- Allows us to experience the present state of the mind – sensations, emotions and thoughts.
- Provides the opportunity to practice discriminating the self (awareness) from the objects that arise within it.
- Offers the opportunity to experience the reflection of the self in a still mind, whereby the student can extract the knowledge or truth of self, from the experience of the reflection of self.
1. Find a quiet place.
2. Sit in a comfortable position with the spine straight yet relaxed. A straight spine allows energy to flow more freely through the body, just like water flowing through a hose without kinks.
Many students practice a variation of the lotus (cross legged) posture on a cushion. Others use a Zen posture, sitting with knees bent, shins to the earth, with a cushion underneath the buttocks and between the legs. In both cases, have the sits bones slightly higher than the knees, shins and feet to relieve back tension. If you like, just sit in a chair with back straight. Choose a position that allows you to be comfortable and alert.
3. Breathe naturally and focus attention on the sensation of the air entering and leaving the nostrils (the object in this case is the breath).
4. Now move your attention to the feet, spending time with each major body part, up to the crown of the head. Take a few breath cycles in each area. Say to yourself, welcoming on the in-breath and softening on the out-breath. Simply relax and welcome what is present without trying to control or change anything.
5. Return your attention to the base of then nose. At first, place 100% of your attention on the object of the practice (breath, candle, or mantra). In time, move from object to subject, from the breath or object to awareness (presence or being) itself. This transition is supported by noticing the space, emptiness, or silence that grows with practice.
Vipassana (Buddhist Insight) Meditation, thought to have been taught by the Buddha, is extremely powerful in that it greatly helps with the process of dis-identification with sensation, emotion and thought. Our identification with sensation, emotion, and thought is one of the main causes of suffering. For many of us, sensation, emotion and thought are like great mountains that capture our attention and hypnotize us. With practice, that which was once a mountain, becomes a grain of sand.
In the first stage of Vipassana, we focus on the sensation of breath, as it passes in and out of the nostrils. When body sensation, emotion or thought arise, they are noted, “sensing, feeling or thinking,” and attention is returned to the breath.
With Vipassana, we hold the attitude of loving-kindness towards our experience. As Jack Kornfield shared, “the mind is like a puppy that wants to run and play.” We simply pick up the puppy with gentleness and place him down in our lap. This is returning to the breath.

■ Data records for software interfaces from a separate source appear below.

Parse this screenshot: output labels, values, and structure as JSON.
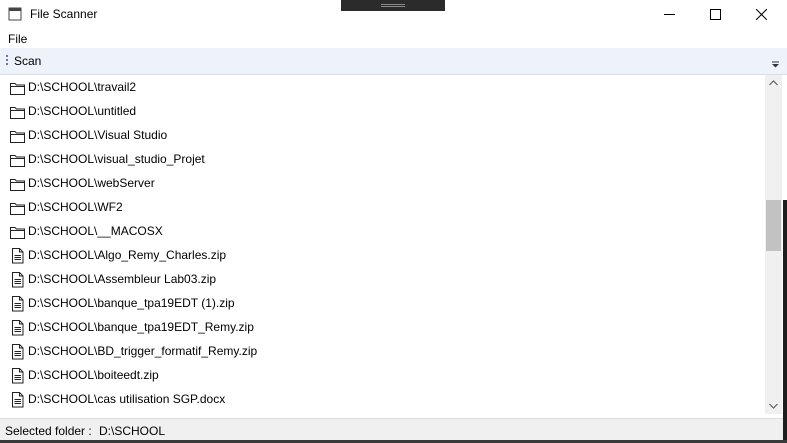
{
  "window": {
    "title": "File Scanner"
  },
  "menu": {
    "file": "File"
  },
  "toolbar": {
    "scan": "Scan"
  },
  "entries": [
    {
      "type": "folder",
      "path": "D:\\SCHOOL\\travail2"
    },
    {
      "type": "folder",
      "path": "D:\\SCHOOL\\untitled"
    },
    {
      "type": "folder",
      "path": "D:\\SCHOOL\\Visual Studio"
    },
    {
      "type": "folder",
      "path": "D:\\SCHOOL\\visual_studio_Projet"
    },
    {
      "type": "folder",
      "path": "D:\\SCHOOL\\webServer"
    },
    {
      "type": "folder",
      "path": "D:\\SCHOOL\\WF2"
    },
    {
      "type": "folder",
      "path": "D:\\SCHOOL\\__MACOSX"
    },
    {
      "type": "file",
      "path": "D:\\SCHOOL\\Algo_Remy_Charles.zip"
    },
    {
      "type": "file",
      "path": "D:\\SCHOOL\\Assembleur Lab03.zip"
    },
    {
      "type": "file",
      "path": "D:\\SCHOOL\\banque_tpa19EDT (1).zip"
    },
    {
      "type": "file",
      "path": "D:\\SCHOOL\\banque_tpa19EDT_Remy.zip"
    },
    {
      "type": "file",
      "path": "D:\\SCHOOL\\BD_trigger_formatif_Remy.zip"
    },
    {
      "type": "file",
      "path": "D:\\SCHOOL\\boiteedt.zip"
    },
    {
      "type": "file",
      "path": "D:\\SCHOOL\\cas utilisation SGP.docx"
    }
  ],
  "status": {
    "label": "Selected folder :",
    "value": "D:\\SCHOOL"
  }
}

In the second stage of Vipassana, when a sensation, emotion or thought becomes more powerful than our ability to return comfortably to the anchor/breath, we then change anchors. For example, if we feel great fear, we notice where we are experiencing the fear, possibly in the throat, chest or solar plexus. We then bring attention to the fear and breathe, holding the space with love and kindness. We relinquish all story of mind and welcome and soften around all that arises. In time, the emotion will dissolve, though it might intensify for a time, and then we can return to the breath/anchor.

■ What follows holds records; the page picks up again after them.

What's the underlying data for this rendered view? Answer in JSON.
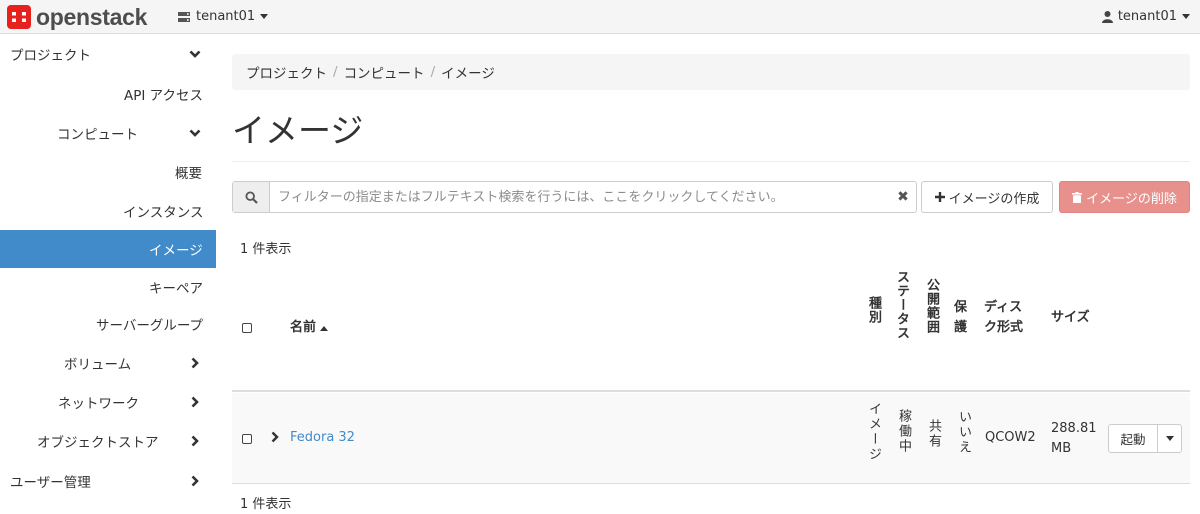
{
  "topbar": {
    "logo_text": "openstack",
    "project": "tenant01",
    "user": "tenant01"
  },
  "sidebar": {
    "items": [
      {
        "label": "プロジェクト"
      },
      {
        "label": "API アクセス"
      },
      {
        "label": "コンピュート"
      },
      {
        "label": "概要"
      },
      {
        "label": "インスタンス"
      },
      {
        "label": "イメージ"
      },
      {
        "label": "キーペア"
      },
      {
        "label": "サーバーグループ"
      },
      {
        "label": "ボリューム"
      },
      {
        "label": "ネットワーク"
      },
      {
        "label": "オブジェクトストア"
      },
      {
        "label": "ユーザー管理"
      }
    ]
  },
  "breadcrumb": [
    "プロジェクト",
    "コンピュート",
    "イメージ"
  ],
  "page_title": "イメージ",
  "toolbar": {
    "search_placeholder": "フィルターの指定またはフルテキスト検索を行うには、ここをクリックしてください。",
    "create_label": "イメージの作成",
    "delete_label": "イメージの削除"
  },
  "table": {
    "count_top": "1 件表示",
    "count_bottom": "1 件表示",
    "headers": {
      "name": "名前",
      "type": "種別",
      "status": "ステータス",
      "visibility": "公開範囲",
      "protected": "保護",
      "disk_format": "ディスク形式",
      "size": "サイズ"
    },
    "rows": [
      {
        "name": "Fedora 32",
        "type": "イメージ",
        "status": "稼働中",
        "visibility": "共有",
        "protected": "いいえ",
        "disk_format": "QCOW2",
        "size": "288.81 MB",
        "action": "起動"
      }
    ]
  }
}
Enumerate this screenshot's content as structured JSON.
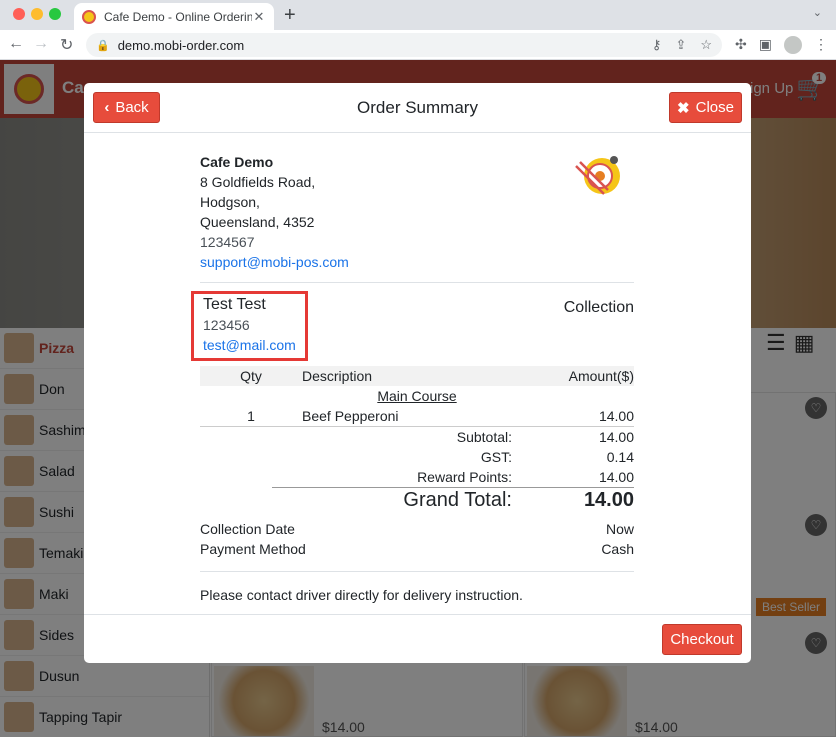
{
  "browser": {
    "tab_title": "Cafe Demo - Online Ordering",
    "url": "demo.mobi-order.com"
  },
  "site": {
    "brand": "Ca",
    "signup": "Sign Up",
    "cart_count": "1",
    "categories": [
      {
        "label": "Pizza",
        "active": true
      },
      {
        "label": "Don"
      },
      {
        "label": "Sashimi"
      },
      {
        "label": "Salad"
      },
      {
        "label": "Sushi"
      },
      {
        "label": "Temaki"
      },
      {
        "label": "Maki"
      },
      {
        "label": "Sides"
      },
      {
        "label": "Dusun"
      },
      {
        "label": "Tapping Tapir"
      }
    ],
    "best_seller": "Best Seller",
    "price_1": "$14.00",
    "price_2": "$14.00"
  },
  "modal": {
    "back_label": "Back",
    "title": "Order Summary",
    "close_label": "Close",
    "store": {
      "name": "Cafe Demo",
      "address1": "8 Goldfields Road,",
      "address2": "Hodgson,",
      "address3": "Queensland, 4352",
      "phone": "1234567",
      "email": "support@mobi-pos.com"
    },
    "customer": {
      "name": "Test Test",
      "phone": "123456",
      "email": "test@mail.com"
    },
    "order_type": "Collection",
    "table": {
      "headers": {
        "qty": "Qty",
        "desc": "Description",
        "amount": "Amount($)"
      },
      "group": "Main Course",
      "items": [
        {
          "qty": "1",
          "desc": "Beef Pepperoni",
          "amount": "14.00"
        }
      ]
    },
    "totals": {
      "subtotal_label": "Subtotal:",
      "subtotal": "14.00",
      "gst_label": "GST:",
      "gst": "0.14",
      "reward_label": "Reward Points:",
      "reward": "14.00",
      "grand_label": "Grand Total:",
      "grand": "14.00"
    },
    "meta": {
      "collection_date_label": "Collection Date",
      "collection_date": "Now",
      "payment_label": "Payment Method",
      "payment": "Cash"
    },
    "note": "Please contact driver directly for delivery instruction.",
    "checkout_label": "Checkout"
  },
  "colors": {
    "accent": "#e74c3c",
    "highlight_box": "#e53935",
    "link": "#1a73e8"
  }
}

A tool that can often help during stage two, is to ask the question, what do I have to believe, in order to sustain this emotion? In most cases the answer to this questions is simply not true and we can release it with love.
In the third stage of Vipassana, we transfer attention from the breath to the silence and emptiness that surrounds and infuses it. The space between and around sensation, emotion or thought is like the blue sky through which the clouds pass.

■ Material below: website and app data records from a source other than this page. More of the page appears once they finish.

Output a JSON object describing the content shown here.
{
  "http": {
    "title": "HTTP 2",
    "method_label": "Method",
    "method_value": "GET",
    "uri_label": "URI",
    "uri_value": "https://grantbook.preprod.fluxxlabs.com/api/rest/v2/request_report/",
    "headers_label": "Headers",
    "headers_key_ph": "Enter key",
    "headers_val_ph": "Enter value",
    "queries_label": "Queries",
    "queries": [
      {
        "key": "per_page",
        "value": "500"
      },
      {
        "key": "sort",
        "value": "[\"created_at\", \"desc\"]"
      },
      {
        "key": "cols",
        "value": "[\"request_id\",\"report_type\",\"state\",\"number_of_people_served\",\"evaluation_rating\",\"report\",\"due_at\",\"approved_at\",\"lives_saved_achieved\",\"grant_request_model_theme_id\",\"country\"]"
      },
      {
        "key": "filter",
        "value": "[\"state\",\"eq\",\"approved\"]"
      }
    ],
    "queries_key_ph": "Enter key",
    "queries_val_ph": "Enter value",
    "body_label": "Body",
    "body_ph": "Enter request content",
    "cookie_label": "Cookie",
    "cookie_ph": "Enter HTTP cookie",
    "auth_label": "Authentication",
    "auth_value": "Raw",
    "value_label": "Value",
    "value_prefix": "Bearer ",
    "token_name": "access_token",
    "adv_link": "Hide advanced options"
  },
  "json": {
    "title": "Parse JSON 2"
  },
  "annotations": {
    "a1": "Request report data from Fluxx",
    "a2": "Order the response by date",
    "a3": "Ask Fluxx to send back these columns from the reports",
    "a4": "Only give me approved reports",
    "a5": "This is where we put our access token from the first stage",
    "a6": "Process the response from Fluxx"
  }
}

When first learning to practice, we focus all our attention on an object such as breath or mantra. In time we soften this attention and transition from object (breath or mantra) to subject (awareness itself).
Conclusion: Meditation moves our attention from extroversion (the external world of objects) to introversion (the internal world of subtle objects). It can be a helpful form of contemplation or self inquiry. It can support us in neutralizing our binding fears and desires as we remain open and unattached to all that arises.
If you find meditation too difficult, it’s often because your vasana (karmic) load is too heavy. Vasanas are the binding likes and dislikes, desires and fears, based on past action. Consider the metaphor of a person in a boat being rocked by giant waves (vasanas). How could you possibly contemplate upon something as subtle as the reflection of the self in meditation if you are being rocked by your past karma. What to do? Practice Karma Yoga. This is the place to begin if you find sitting in meditation practice to be too difficult.